In BC, fracking happens closer to schools, homes
Read this December 29 Vancouver Sun story from Stephen Hume on the revolving door between government and the shale gas industry that has left BC’s children and families more vulnerable to the risks of natural gas than people in other jurisdictions where fracking takes place.
In the summer of 2010, faced with increasing public concern about the proximity of natural gas wells producing “sour” hydrogen sulfide, the provincial government announced it was imposing setbacks and enhanced management zones of two kilometres around schools and community centres.

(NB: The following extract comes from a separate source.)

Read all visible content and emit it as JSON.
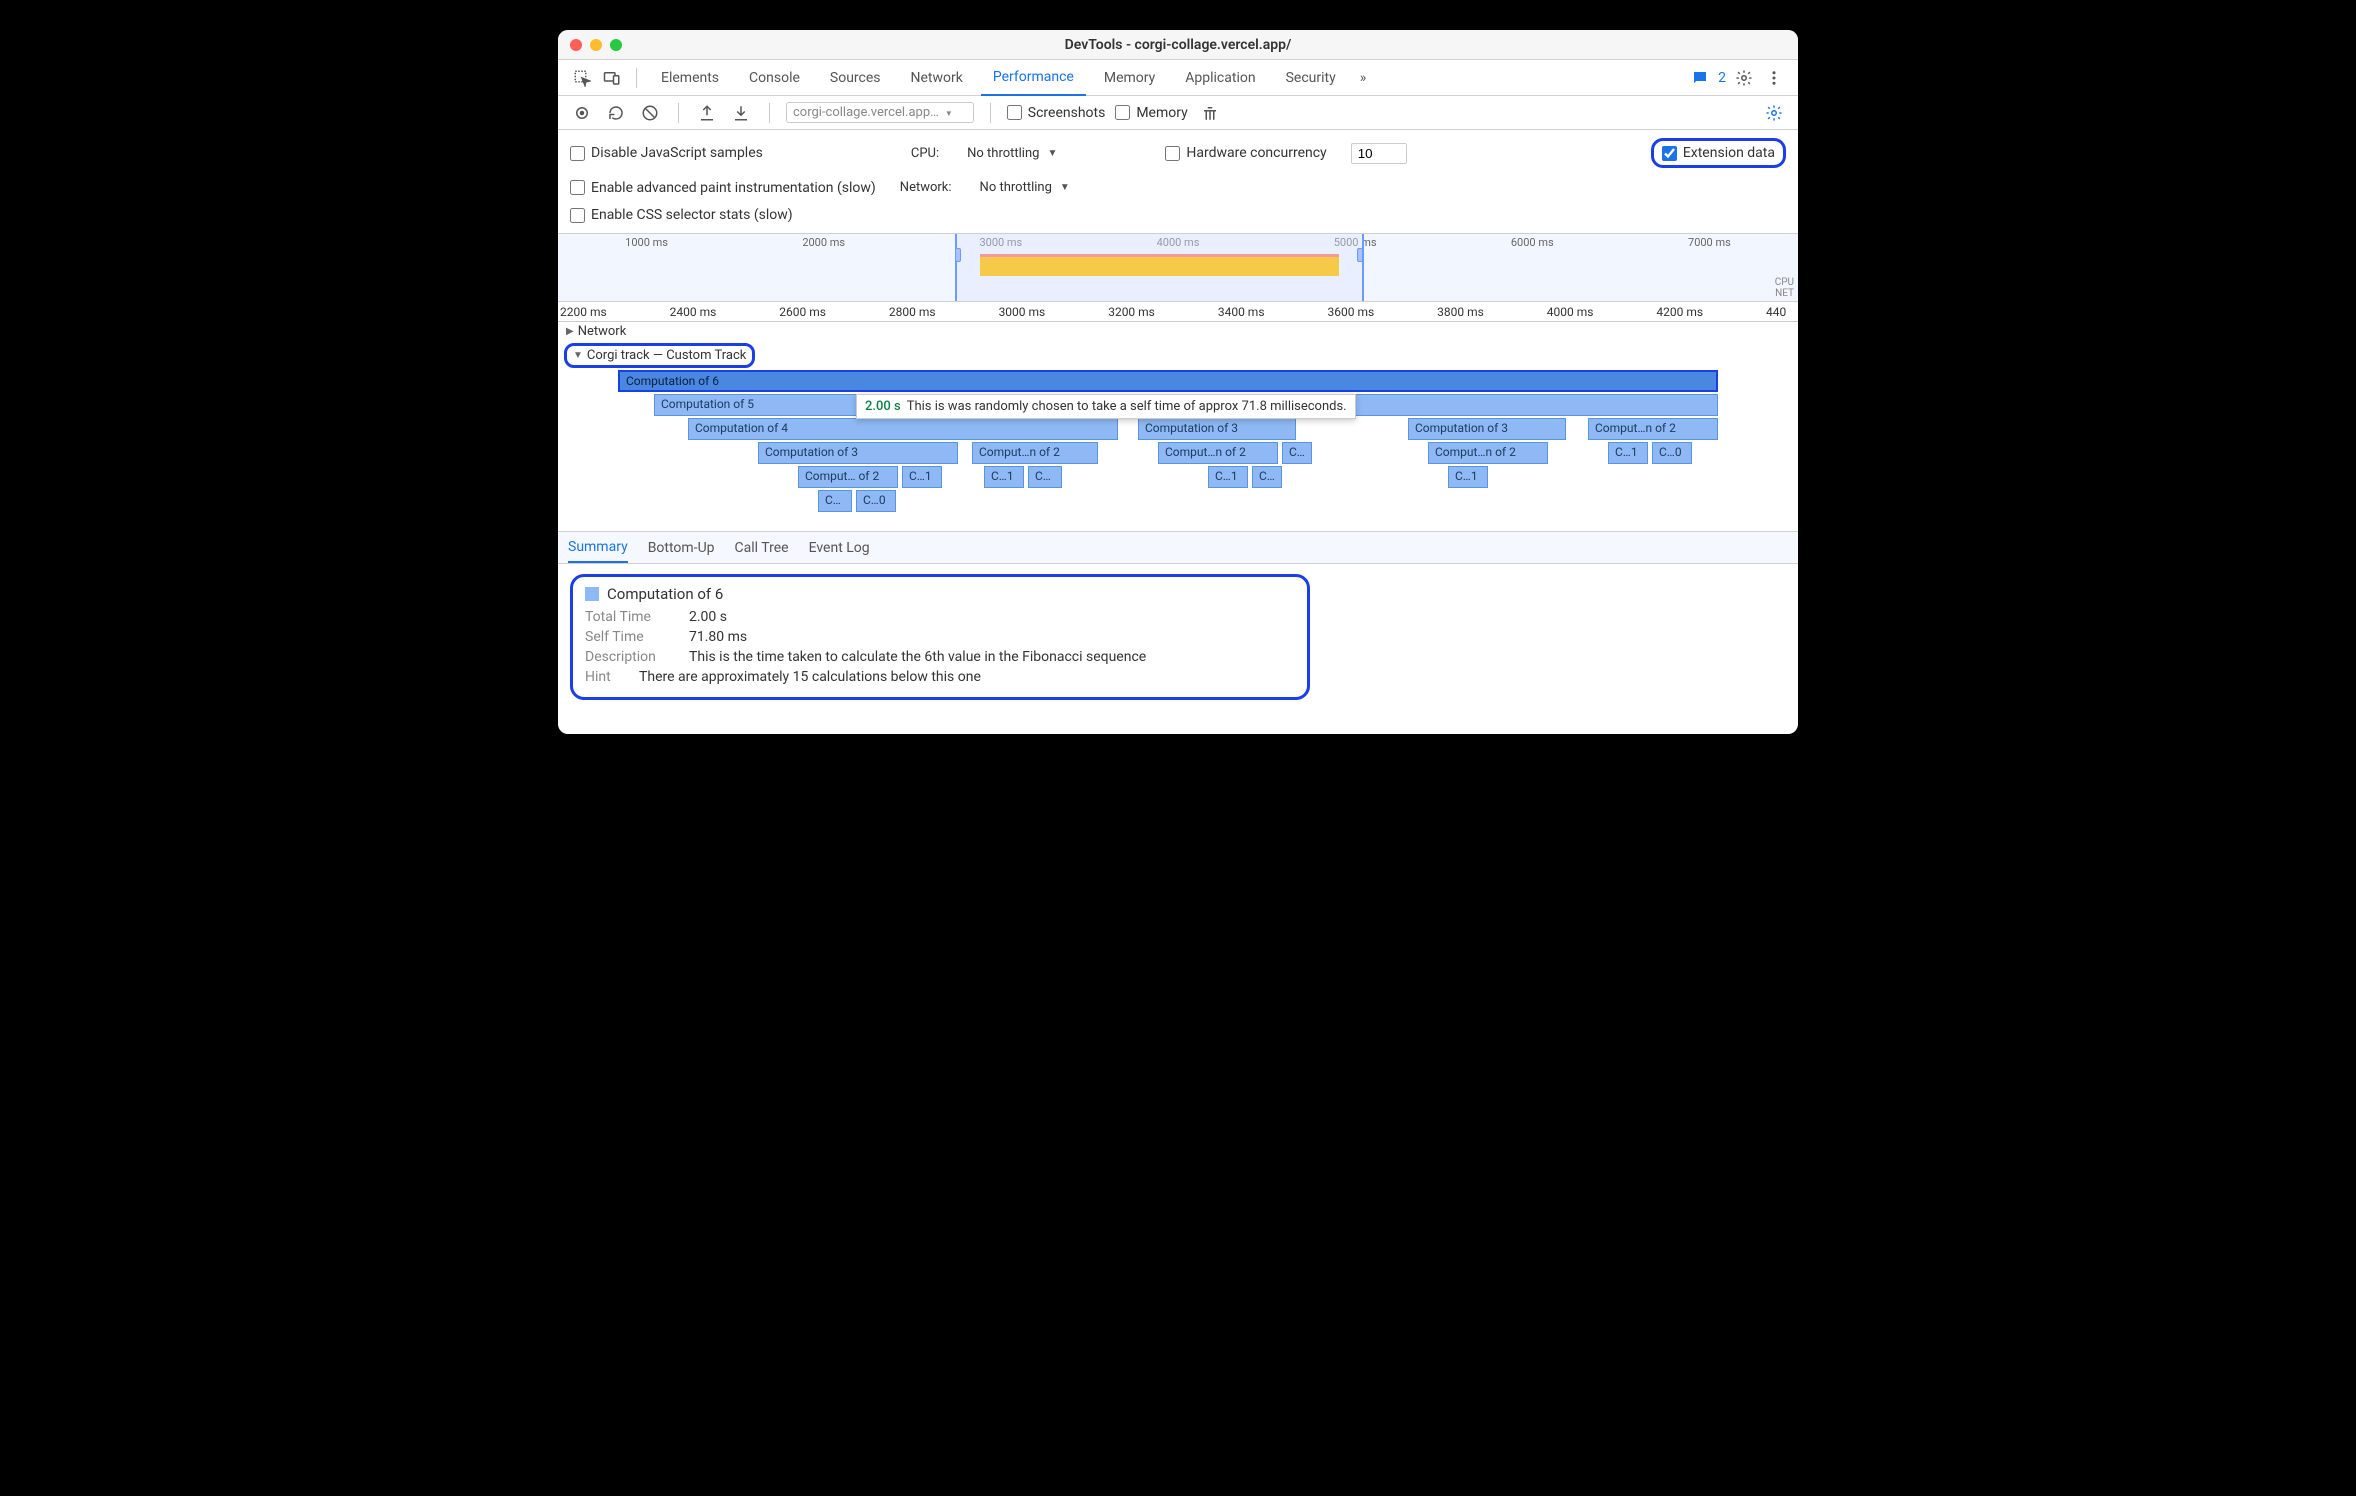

Instead, British Columbia wound up with regulations that permit sour gas wells and facilities as little as 100 metres away.
The city of Dallas, by comparison, recently imposed setbacks of more than 450 metres for gas wells adjacent to buildings within its city limits.

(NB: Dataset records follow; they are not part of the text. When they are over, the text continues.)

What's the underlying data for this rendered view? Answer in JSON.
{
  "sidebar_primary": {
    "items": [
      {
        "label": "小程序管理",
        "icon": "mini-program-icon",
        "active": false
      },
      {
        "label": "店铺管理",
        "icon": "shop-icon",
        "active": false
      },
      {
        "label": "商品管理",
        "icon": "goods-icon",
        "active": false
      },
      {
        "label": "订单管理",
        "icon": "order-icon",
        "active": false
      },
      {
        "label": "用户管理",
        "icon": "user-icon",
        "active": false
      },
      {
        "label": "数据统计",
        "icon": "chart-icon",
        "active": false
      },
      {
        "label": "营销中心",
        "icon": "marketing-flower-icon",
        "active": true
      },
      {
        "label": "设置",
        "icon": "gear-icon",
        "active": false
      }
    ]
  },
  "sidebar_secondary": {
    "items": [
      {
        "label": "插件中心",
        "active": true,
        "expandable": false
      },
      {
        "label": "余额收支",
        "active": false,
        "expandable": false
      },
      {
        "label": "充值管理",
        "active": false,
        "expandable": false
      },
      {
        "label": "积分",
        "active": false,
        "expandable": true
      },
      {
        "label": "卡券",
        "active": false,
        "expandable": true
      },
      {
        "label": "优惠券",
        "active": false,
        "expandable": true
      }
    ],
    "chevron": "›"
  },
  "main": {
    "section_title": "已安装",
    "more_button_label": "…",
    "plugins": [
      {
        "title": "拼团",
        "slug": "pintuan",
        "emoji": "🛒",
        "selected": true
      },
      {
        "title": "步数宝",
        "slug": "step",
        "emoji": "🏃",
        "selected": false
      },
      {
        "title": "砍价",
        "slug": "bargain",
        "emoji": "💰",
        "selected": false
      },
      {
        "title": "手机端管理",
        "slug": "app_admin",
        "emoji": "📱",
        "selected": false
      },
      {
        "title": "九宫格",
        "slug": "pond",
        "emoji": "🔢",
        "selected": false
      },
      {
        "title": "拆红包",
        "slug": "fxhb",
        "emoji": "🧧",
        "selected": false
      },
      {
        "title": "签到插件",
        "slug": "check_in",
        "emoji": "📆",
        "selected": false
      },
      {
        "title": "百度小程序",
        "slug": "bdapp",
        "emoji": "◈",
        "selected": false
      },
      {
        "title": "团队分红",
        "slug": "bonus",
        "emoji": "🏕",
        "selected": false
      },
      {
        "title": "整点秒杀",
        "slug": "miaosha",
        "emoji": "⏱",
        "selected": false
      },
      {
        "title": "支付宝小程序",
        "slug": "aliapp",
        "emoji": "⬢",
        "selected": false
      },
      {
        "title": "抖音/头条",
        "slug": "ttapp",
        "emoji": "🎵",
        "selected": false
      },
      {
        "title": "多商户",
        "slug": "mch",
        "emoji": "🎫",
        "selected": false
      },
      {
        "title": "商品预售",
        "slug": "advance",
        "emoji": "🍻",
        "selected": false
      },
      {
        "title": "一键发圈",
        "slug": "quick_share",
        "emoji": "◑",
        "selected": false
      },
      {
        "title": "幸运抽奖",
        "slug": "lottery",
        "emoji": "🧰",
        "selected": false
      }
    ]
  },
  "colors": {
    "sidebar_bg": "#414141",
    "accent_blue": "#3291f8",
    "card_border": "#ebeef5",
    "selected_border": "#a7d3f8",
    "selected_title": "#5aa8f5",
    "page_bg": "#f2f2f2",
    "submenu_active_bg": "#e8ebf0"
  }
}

Sour gas is lethal after five minutes of exposure at doses as small as 800 parts per million and has killed 34 petroleum industry workers since 1983, so it’s not surprising that occupational safety agencies across Canada and the U.S. consider it a highly hazardous substance or that the province was concerned.